I say this to explain why I frequently refer to my strategy in dynasty leagues as Dombrowski-esque. It is not simply because of Dave’s suave, shiny gray hair to which I look forward to sporting myself in my mid-50s. In these formats, managers are drafting using such polarizing strategies that the key is to seek out excess value by pitting your opposition’s own intelligence (or so it may seem) against them. Seek opportunity where it presents itself, and if that means honing in on proven talent to win now, then do so. There will always be newer, shinier (but not as shiny as Dave’s hair) prospects to target in these leagues down the line. That’s why today I will be reviewing my selections in the 12 team, H2H points dynasty startup mock that fellow Razzballer Dylan Vaughan Skorish and I partook in this past week. Although I will reveal all of my selections, my focus in this piece will be to review my strategy and discuss the prospects I targeted in this mock draft.

Please, blog, may I have some more?

Smart rebuilds tend to come together a year early. They do not tend to intersect with a pandemic that runs roughshod through the organization. Miami’s 2020 season would’ve been impressive in any context—the culmination of an aggressive realignment of resources—but in a world where they signed street free agents to play crucial roles in their decimated lineup, their success borders on the miraculous. 

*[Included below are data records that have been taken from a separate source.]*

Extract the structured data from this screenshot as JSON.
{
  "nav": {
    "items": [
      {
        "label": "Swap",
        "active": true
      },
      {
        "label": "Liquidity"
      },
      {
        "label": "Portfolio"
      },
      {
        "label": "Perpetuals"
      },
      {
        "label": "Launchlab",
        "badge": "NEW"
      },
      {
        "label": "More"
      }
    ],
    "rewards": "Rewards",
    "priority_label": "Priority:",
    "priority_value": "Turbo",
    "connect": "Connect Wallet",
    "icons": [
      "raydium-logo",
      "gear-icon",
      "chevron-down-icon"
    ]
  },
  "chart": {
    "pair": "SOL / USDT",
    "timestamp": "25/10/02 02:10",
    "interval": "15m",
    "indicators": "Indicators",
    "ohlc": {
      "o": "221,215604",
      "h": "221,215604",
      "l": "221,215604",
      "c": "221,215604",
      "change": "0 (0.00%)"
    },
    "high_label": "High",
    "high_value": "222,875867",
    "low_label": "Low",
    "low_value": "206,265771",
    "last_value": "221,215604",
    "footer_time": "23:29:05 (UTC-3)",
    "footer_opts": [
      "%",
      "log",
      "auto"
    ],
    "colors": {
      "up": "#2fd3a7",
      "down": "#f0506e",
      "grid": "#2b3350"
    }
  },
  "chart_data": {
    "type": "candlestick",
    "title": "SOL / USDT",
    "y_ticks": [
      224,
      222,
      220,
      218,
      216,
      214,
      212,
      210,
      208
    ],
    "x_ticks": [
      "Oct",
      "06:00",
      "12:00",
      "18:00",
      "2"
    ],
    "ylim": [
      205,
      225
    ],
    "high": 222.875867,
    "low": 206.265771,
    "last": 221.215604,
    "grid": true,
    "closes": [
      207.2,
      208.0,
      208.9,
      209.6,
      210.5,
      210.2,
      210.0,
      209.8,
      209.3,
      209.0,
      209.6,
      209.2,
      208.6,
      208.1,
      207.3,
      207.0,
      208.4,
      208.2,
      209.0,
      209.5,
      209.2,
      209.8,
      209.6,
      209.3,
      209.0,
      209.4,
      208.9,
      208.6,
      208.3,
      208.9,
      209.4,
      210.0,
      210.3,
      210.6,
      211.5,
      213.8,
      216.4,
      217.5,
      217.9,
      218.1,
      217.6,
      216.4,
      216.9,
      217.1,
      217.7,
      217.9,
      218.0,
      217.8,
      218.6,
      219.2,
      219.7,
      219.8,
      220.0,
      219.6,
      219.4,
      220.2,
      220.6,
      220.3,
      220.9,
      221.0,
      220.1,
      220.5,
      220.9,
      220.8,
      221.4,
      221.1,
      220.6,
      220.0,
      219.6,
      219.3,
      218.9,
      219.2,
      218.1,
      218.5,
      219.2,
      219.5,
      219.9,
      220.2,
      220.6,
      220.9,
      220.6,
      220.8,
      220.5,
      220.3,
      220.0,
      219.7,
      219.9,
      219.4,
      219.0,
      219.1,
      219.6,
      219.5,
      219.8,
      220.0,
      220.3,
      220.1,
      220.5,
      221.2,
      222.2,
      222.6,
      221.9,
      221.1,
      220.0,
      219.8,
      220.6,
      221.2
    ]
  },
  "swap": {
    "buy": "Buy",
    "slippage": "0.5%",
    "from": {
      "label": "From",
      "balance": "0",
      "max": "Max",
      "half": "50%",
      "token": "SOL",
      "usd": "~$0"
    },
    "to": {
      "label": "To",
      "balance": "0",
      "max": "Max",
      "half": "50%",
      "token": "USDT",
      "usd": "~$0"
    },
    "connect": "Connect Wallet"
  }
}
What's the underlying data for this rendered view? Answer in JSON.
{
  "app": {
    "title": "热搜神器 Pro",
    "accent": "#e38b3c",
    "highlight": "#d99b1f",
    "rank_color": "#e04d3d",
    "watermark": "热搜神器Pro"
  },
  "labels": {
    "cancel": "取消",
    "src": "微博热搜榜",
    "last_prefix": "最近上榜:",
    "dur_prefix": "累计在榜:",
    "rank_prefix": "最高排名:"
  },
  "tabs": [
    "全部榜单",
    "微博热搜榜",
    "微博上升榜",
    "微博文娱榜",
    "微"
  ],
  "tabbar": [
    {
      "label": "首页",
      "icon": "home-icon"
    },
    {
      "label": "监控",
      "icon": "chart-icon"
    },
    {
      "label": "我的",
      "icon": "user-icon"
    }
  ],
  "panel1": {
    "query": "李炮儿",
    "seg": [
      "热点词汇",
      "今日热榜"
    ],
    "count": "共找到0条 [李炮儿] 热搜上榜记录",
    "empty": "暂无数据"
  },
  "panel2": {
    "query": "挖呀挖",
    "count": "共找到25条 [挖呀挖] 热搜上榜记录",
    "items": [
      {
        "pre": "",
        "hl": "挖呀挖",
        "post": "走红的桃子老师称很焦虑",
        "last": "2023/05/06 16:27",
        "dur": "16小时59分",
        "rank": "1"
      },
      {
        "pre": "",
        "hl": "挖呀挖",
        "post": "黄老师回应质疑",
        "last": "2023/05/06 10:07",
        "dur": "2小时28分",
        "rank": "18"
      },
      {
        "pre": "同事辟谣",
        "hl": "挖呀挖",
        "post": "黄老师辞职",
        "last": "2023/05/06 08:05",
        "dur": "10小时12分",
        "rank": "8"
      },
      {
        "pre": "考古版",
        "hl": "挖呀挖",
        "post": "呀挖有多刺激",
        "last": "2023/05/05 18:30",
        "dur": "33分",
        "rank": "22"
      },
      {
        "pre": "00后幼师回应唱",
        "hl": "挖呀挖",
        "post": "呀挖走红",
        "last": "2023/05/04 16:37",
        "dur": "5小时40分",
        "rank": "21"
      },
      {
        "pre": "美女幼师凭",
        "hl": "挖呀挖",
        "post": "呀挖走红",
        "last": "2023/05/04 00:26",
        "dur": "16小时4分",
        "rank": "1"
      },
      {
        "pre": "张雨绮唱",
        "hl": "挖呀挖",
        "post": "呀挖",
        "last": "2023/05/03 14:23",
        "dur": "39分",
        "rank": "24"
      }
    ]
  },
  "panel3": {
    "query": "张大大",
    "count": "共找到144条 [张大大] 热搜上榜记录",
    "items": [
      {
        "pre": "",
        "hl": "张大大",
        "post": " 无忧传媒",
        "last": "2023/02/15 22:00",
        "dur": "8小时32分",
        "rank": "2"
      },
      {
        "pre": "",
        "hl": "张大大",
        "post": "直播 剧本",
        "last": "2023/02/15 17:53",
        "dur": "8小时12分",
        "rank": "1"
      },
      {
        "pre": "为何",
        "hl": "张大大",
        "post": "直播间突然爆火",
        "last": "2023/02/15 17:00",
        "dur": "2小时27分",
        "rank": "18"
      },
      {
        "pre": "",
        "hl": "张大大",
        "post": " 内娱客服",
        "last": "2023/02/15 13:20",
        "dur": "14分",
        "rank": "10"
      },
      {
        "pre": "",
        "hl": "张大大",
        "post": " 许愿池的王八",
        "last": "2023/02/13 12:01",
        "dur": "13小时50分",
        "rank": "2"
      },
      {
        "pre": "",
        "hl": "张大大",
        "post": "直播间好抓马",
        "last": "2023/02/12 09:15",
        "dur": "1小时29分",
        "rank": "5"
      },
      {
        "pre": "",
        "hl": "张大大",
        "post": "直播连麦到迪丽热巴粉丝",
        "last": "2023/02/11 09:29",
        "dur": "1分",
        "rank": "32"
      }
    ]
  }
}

17 new players joined the club to take on Baltimore for four games in three days after the active roster spent a week in quarantine. Naturally, the Miami replacements won all four games, prompting manager Don Mattingly to say he’d “have to write a book after this.” Fast forward two months: the Marlins just swept the Cubs out of the playoffs; Mattingly is working on a nine-book, coming-of-age saga because as fresh as these fish have been this year, the best is yet to come. 

Please, blog, may I have some more?

The Miami Marlins are a baseball team. I mean the sport they play is recognizably baseball. 

Other than that, there isn’t a lot of certainty in Miami. Even 2019 Whit-alike contest winner Jon Berti seems as likely to fall back as spring forward in 2020. 

Is it really darkest before the dawn?

Anyway, hope floats just off the coast. Er, inland, where Marlins affiliates are loaded with the fruits of an organizational tear-down that would’ve been vetoed in my home league. 

“Fruits” feels kind of extreme. Maybe we should call it the “eggplants” of an organizational tear-down. 

The eggplants for all-world Christian Yelich were players who do everything but hit, which seems to be something of a type for the Front Office helmed by Derek Jeter and Gary Denbo. They whiffed on Lewis Brinson who whiffs at everything, and they face a similar fate for everything in those Yelich and Stanton deals from two winters past unless someone (looking at you, Monte Harrison) changes their trajectory. 

Either way, even with those brutal trades, the Marlins are trending up thanks to a deep farm with rich soil for arms. 

Please, blog, may I have some more?